Records from a collection:
-- Opening Marker --

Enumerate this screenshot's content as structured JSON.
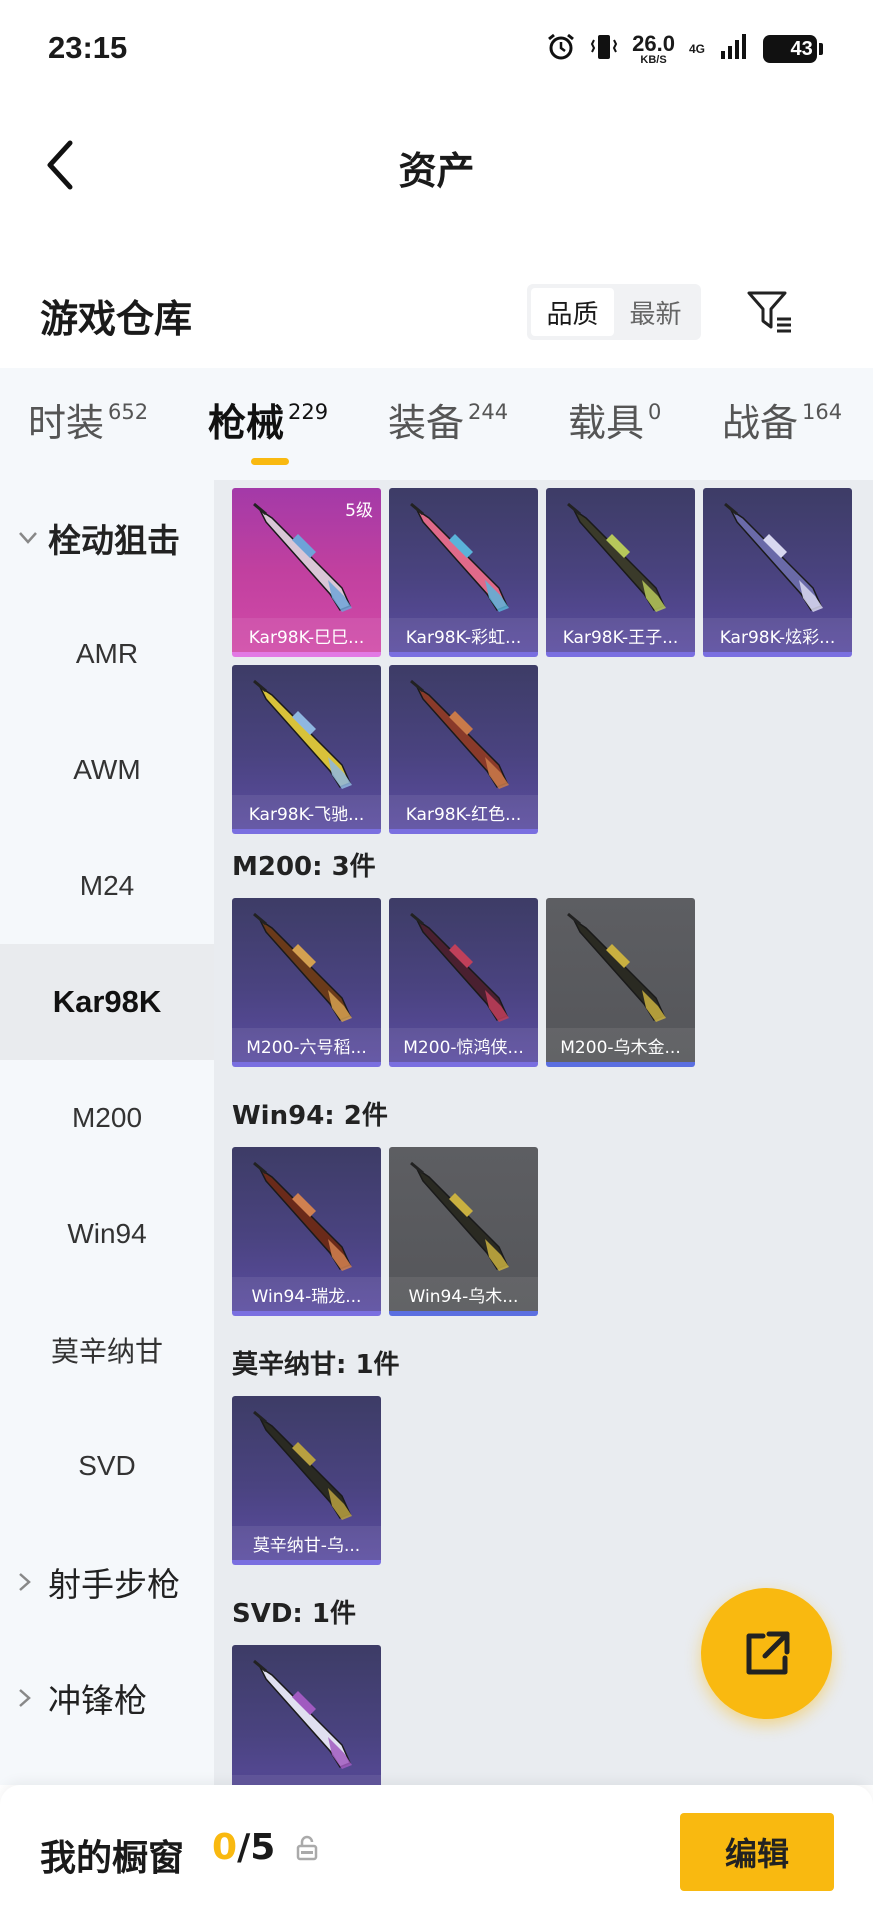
{
  "status_bar": {
    "time": "23:15",
    "net_speed": "26.0",
    "net_speed_unit": "KB/S",
    "network": "4G",
    "battery": "43",
    "battery_level": 0.43,
    "icons": [
      "alarm-icon",
      "vibrate-icon",
      "signal-icon",
      "battery-icon"
    ]
  },
  "header": {
    "title": "资产"
  },
  "section": {
    "title": "游戏仓库",
    "sort_options": [
      "品质",
      "最新"
    ],
    "sort_selected": "品质"
  },
  "tabs": [
    {
      "label": "时装",
      "count": "652"
    },
    {
      "label": "枪械",
      "count": "229",
      "active": true
    },
    {
      "label": "装备",
      "count": "244"
    },
    {
      "label": "载具",
      "count": "0"
    },
    {
      "label": "战备",
      "count": "164"
    }
  ],
  "sidebar": {
    "groups": [
      {
        "label": "栓动狙击",
        "expanded": true
      },
      {
        "label": "射手步枪",
        "expanded": false
      },
      {
        "label": "冲锋枪",
        "expanded": false
      }
    ],
    "items": [
      "AMR",
      "AWM",
      "M24",
      "Kar98K",
      "M200",
      "Win94",
      "莫辛纳甘",
      "SVD"
    ],
    "active": "Kar98K"
  },
  "content": {
    "kar98k_items": [
      {
        "name": "Kar98K-巳巳...",
        "level": "5级",
        "rarity": "pink"
      },
      {
        "name": "Kar98K-彩虹...",
        "rarity": "purple"
      },
      {
        "name": "Kar98K-王子...",
        "rarity": "purple"
      },
      {
        "name": "Kar98K-炫彩...",
        "rarity": "purple"
      },
      {
        "name": "Kar98K-飞驰...",
        "rarity": "purple"
      },
      {
        "name": "Kar98K-红色...",
        "rarity": "purple"
      }
    ],
    "m200": {
      "label": "M200: 3件",
      "items": [
        {
          "name": "M200-六号稻...",
          "rarity": "purple"
        },
        {
          "name": "M200-惊鸿侠...",
          "rarity": "purple"
        },
        {
          "name": "M200-乌木金...",
          "rarity": "gray"
        }
      ]
    },
    "win94": {
      "label": "Win94: 2件",
      "items": [
        {
          "name": "Win94-瑞龙...",
          "rarity": "purple"
        },
        {
          "name": "Win94-乌木...",
          "rarity": "gray"
        }
      ]
    },
    "mosin": {
      "label": "莫辛纳甘: 1件",
      "items": [
        {
          "name": "莫辛纳甘-乌...",
          "rarity": "purple"
        }
      ]
    },
    "svd": {
      "label": "SVD: 1件",
      "items": [
        {
          "name": "",
          "rarity": "purple"
        }
      ]
    }
  },
  "bottom_bar": {
    "title": "我的橱窗",
    "count_current": "0",
    "count_total": "/5",
    "edit_label": "编辑"
  },
  "colors": {
    "accent": "#f9b910",
    "sidebar_bg": "#f5f8fb",
    "content_bg": "#e9ecf0",
    "card_purple": "#4a4380",
    "card_pink": "#c1409f",
    "card_gray": "#57585c"
  }
}
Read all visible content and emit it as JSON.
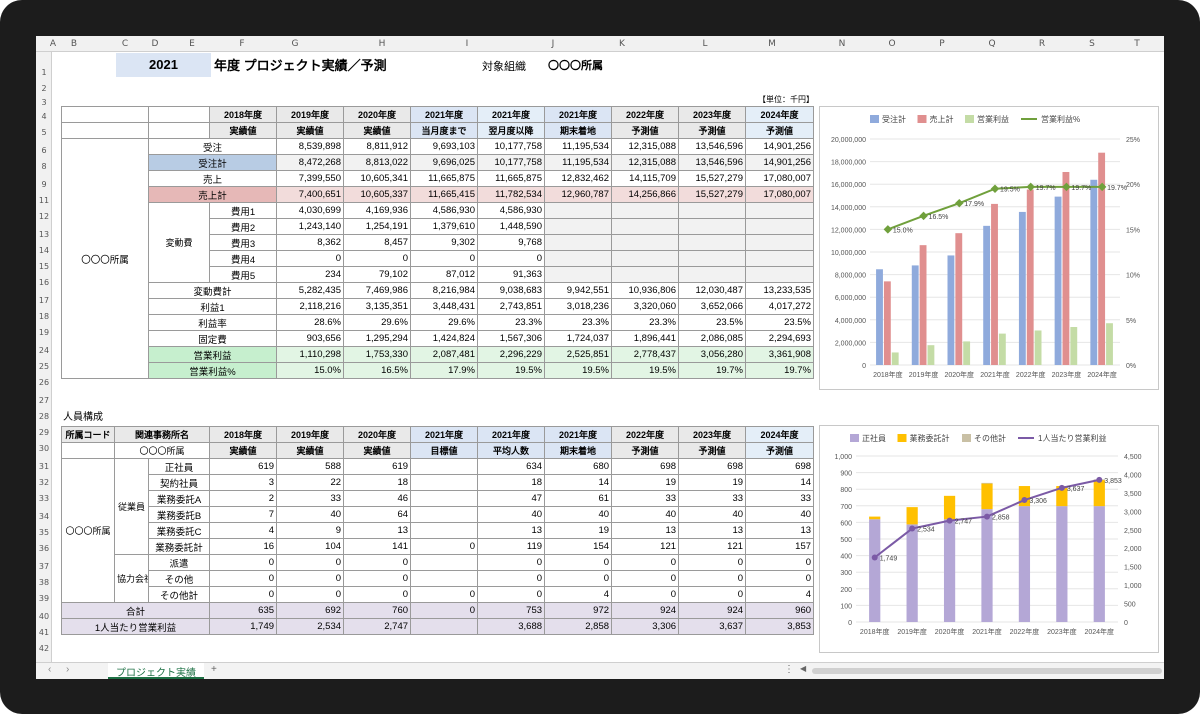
{
  "sheet": {
    "cols": [
      "A",
      "B",
      "C",
      "D",
      "E",
      "F",
      "G",
      "H",
      "I",
      "J",
      "K",
      "L",
      "M",
      "N",
      "O",
      "P",
      "Q",
      "R",
      "S",
      "T"
    ],
    "rows": [
      "1",
      "2",
      "3",
      "4",
      "5",
      "6",
      "8",
      "9",
      "11",
      "12",
      "13",
      "14",
      "15",
      "16",
      "17",
      "18",
      "19",
      "24",
      "25",
      "26",
      "27",
      "28",
      "29",
      "30",
      "31",
      "32",
      "33",
      "34",
      "35",
      "36",
      "37",
      "38",
      "39",
      "40",
      "41",
      "42"
    ]
  },
  "title": {
    "year": "2021",
    "text": "年度 プロジェクト実績／予測",
    "org_label": "対象組織",
    "org_value": "〇〇〇所属",
    "unit": "【単位：千円】"
  },
  "t1": {
    "years": [
      "2018年度",
      "2019年度",
      "2020年度",
      "2021年度",
      "2021年度",
      "2021年度",
      "2022年度",
      "2023年度",
      "2024年度"
    ],
    "subs": [
      "実績値",
      "実績値",
      "実績値",
      "当月度まで",
      "翌月度以降",
      "期末着地",
      "予測値",
      "予測値",
      "予測値"
    ],
    "group": "〇〇〇所属",
    "hensu": "変動費",
    "rows": [
      {
        "l": "受注",
        "v": [
          "8,539,898",
          "8,811,912",
          "9,693,103",
          "10,177,758",
          "11,195,534",
          "12,315,088",
          "13,546,596",
          "14,901,256",
          "16,391,382"
        ]
      },
      {
        "l": "受注計",
        "v": [
          "8,472,268",
          "8,813,022",
          "9,696,025",
          "10,177,758",
          "11,195,534",
          "12,315,088",
          "13,546,596",
          "14,901,256",
          "16,391,382"
        ]
      },
      {
        "l": "売上",
        "v": [
          "7,399,550",
          "10,605,341",
          "11,665,875",
          "11,665,875",
          "12,832,462",
          "14,115,709",
          "15,527,279",
          "17,080,007",
          "18,788,008"
        ]
      },
      {
        "l": "売上計",
        "v": [
          "7,400,651",
          "10,605,337",
          "11,665,415",
          "11,782,534",
          "12,960,787",
          "14,256,866",
          "15,527,279",
          "17,080,007",
          "18,788,008"
        ]
      },
      {
        "l": "費用1",
        "v": [
          "4,030,699",
          "4,169,936",
          "4,586,930",
          "4,586,930",
          "",
          "",
          "",
          "",
          ""
        ]
      },
      {
        "l": "費用2",
        "v": [
          "1,243,140",
          "1,254,191",
          "1,379,610",
          "1,448,590",
          "",
          "",
          "",
          "",
          ""
        ]
      },
      {
        "l": "費用3",
        "v": [
          "8,362",
          "8,457",
          "9,302",
          "9,768",
          "",
          "",
          "",
          "",
          ""
        ]
      },
      {
        "l": "費用4",
        "v": [
          "0",
          "0",
          "0",
          "0",
          "",
          "",
          "",
          "",
          ""
        ]
      },
      {
        "l": "費用5",
        "v": [
          "234",
          "79,102",
          "87,012",
          "91,363",
          "",
          "",
          "",
          "",
          ""
        ]
      },
      {
        "l": "変動費計",
        "v": [
          "5,282,435",
          "7,469,986",
          "8,216,984",
          "9,038,683",
          "9,942,551",
          "10,936,806",
          "12,030,487",
          "13,233,535",
          "14,556,889"
        ]
      },
      {
        "l": "利益1",
        "v": [
          "2,118,216",
          "3,135,351",
          "3,448,431",
          "2,743,851",
          "3,018,236",
          "3,320,060",
          "3,652,066",
          "4,017,272",
          "4,419,000"
        ]
      },
      {
        "l": "利益率",
        "v": [
          "28.6%",
          "29.6%",
          "29.6%",
          "23.3%",
          "23.3%",
          "23.3%",
          "23.5%",
          "23.5%",
          "23.5%"
        ]
      },
      {
        "l": "固定費",
        "v": [
          "903,656",
          "1,295,294",
          "1,424,824",
          "1,567,306",
          "1,724,037",
          "1,896,441",
          "2,086,085",
          "2,294,693",
          "2,524,162"
        ]
      },
      {
        "l": "営業利益",
        "v": [
          "1,110,298",
          "1,753,330",
          "2,087,481",
          "2,296,229",
          "2,525,851",
          "2,778,437",
          "3,056,280",
          "3,361,908",
          "3,698,099"
        ]
      },
      {
        "l": "営業利益%",
        "v": [
          "15.0%",
          "16.5%",
          "17.9%",
          "19.5%",
          "19.5%",
          "19.5%",
          "19.7%",
          "19.7%",
          "19.7%"
        ]
      }
    ]
  },
  "t2": {
    "section": "人員構成",
    "hdr1": "所属コード",
    "hdr2": "関連事務所名",
    "office": "〇〇〇所属",
    "group": "〇〇〇所属",
    "emp": "従業員",
    "kyo": "協力会社",
    "years": [
      "2018年度",
      "2019年度",
      "2020年度",
      "2021年度",
      "2021年度",
      "2021年度",
      "2022年度",
      "2023年度",
      "2024年度"
    ],
    "subs": [
      "実績値",
      "実績値",
      "実績値",
      "目標値",
      "平均人数",
      "期末着地",
      "予測値",
      "予測値",
      "予測値"
    ],
    "rows": [
      {
        "l": "正社員",
        "v": [
          "619",
          "588",
          "619",
          "",
          "634",
          "680",
          "698",
          "698",
          "698"
        ]
      },
      {
        "l": "契約社員",
        "v": [
          "3",
          "22",
          "18",
          "",
          "18",
          "14",
          "19",
          "19",
          "14"
        ]
      },
      {
        "l": "業務委託A",
        "v": [
          "2",
          "33",
          "46",
          "",
          "47",
          "61",
          "33",
          "33",
          "33"
        ]
      },
      {
        "l": "業務委託B",
        "v": [
          "7",
          "40",
          "64",
          "",
          "40",
          "40",
          "40",
          "40",
          "40"
        ]
      },
      {
        "l": "業務委託C",
        "v": [
          "4",
          "9",
          "13",
          "",
          "13",
          "19",
          "13",
          "13",
          "13"
        ]
      },
      {
        "l": "業務委託計",
        "v": [
          "16",
          "104",
          "141",
          "0",
          "119",
          "154",
          "121",
          "121",
          "157"
        ]
      },
      {
        "l": "派遣",
        "v": [
          "0",
          "0",
          "0",
          "",
          "0",
          "0",
          "0",
          "0",
          "0"
        ]
      },
      {
        "l": "その他",
        "v": [
          "0",
          "0",
          "0",
          "",
          "0",
          "0",
          "0",
          "0",
          "0"
        ]
      },
      {
        "l": "その他計",
        "v": [
          "0",
          "0",
          "0",
          "0",
          "0",
          "4",
          "0",
          "0",
          "4"
        ]
      },
      {
        "l": "合計",
        "v": [
          "635",
          "692",
          "760",
          "0",
          "753",
          "972",
          "924",
          "924",
          "960"
        ]
      },
      {
        "l": "1人当たり営業利益",
        "v": [
          "1,749",
          "2,534",
          "2,747",
          "",
          "3,688",
          "2,858",
          "3,306",
          "3,637",
          "3,853"
        ]
      }
    ]
  },
  "tabs": {
    "sheet": "プロジェクト実績",
    "add": "+",
    "left": "‹",
    "right": "›",
    "more": "⋮"
  },
  "chart_data": [
    {
      "type": "bar",
      "categories": [
        "2018年度",
        "2019年度",
        "2020年度",
        "2021年度",
        "2022年度",
        "2023年度",
        "2024年度"
      ],
      "series": [
        {
          "name": "受注計",
          "values": [
            8472268,
            8813022,
            9696025,
            12315088,
            13546596,
            14901256,
            16391382
          ]
        },
        {
          "name": "売上計",
          "values": [
            7400651,
            10605337,
            11665415,
            14256866,
            15527279,
            17080007,
            18788008
          ]
        },
        {
          "name": "営業利益",
          "values": [
            1110298,
            1753330,
            2087481,
            2778437,
            3056280,
            3361908,
            3698099
          ]
        },
        {
          "name": "営業利益%",
          "type": "line",
          "values": [
            15.0,
            16.5,
            17.9,
            19.5,
            19.7,
            19.7,
            19.7
          ]
        }
      ],
      "labels": [
        "15.0%",
        "16.5%",
        "17.9%",
        "19.5%",
        "19.7%",
        "19.7%",
        "19.7%"
      ],
      "yticks": [
        "20,000,000",
        "18,000,000",
        "16,000,000",
        "14,000,000",
        "12,000,000",
        "10,000,000",
        "8,000,000",
        "6,000,000",
        "4,000,000",
        "2,000,000",
        "0"
      ],
      "y2ticks": [
        "25%",
        "20%",
        "15%",
        "10%",
        "5%",
        "0%"
      ],
      "ylim": [
        0,
        20000000
      ],
      "y2lim": [
        0,
        25
      ],
      "colors": [
        "#8faadc",
        "#e08f8f",
        "#c4dca6",
        "#70a03c"
      ],
      "legend": "top"
    },
    {
      "type": "bar",
      "categories": [
        "2018年度",
        "2019年度",
        "2020年度",
        "2021年度",
        "2022年度",
        "2023年度",
        "2024年度"
      ],
      "series": [
        {
          "name": "正社員",
          "values": [
            619,
            588,
            619,
            680,
            698,
            698,
            698
          ]
        },
        {
          "name": "業務委託計",
          "values": [
            16,
            104,
            141,
            154,
            121,
            121,
            157
          ]
        },
        {
          "name": "その他計",
          "values": [
            0,
            0,
            0,
            4,
            0,
            0,
            4
          ]
        },
        {
          "name": "1人当たり営業利益",
          "type": "line",
          "values": [
            1749,
            2534,
            2747,
            2858,
            3306,
            3637,
            3853
          ]
        }
      ],
      "labels": [
        "1,749",
        "2,534",
        "2,747",
        "2,858",
        "3,306",
        "3,637",
        "3,853"
      ],
      "yticks": [
        "1,000",
        "900",
        "800",
        "700",
        "600",
        "500",
        "400",
        "300",
        "200",
        "100",
        "0"
      ],
      "y2ticks": [
        "4,500",
        "4,000",
        "3,500",
        "3,000",
        "2,500",
        "2,000",
        "1,500",
        "1,000",
        "500",
        "0"
      ],
      "ylim": [
        0,
        1000
      ],
      "y2lim": [
        0,
        4500
      ],
      "colors": [
        "#b4a7d6",
        "#ffc000",
        "#c9c0a5",
        "#7b5aa6"
      ],
      "legend": "top"
    }
  ]
}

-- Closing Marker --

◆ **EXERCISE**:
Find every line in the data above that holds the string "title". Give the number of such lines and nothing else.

◆ **OUTPUT**:
4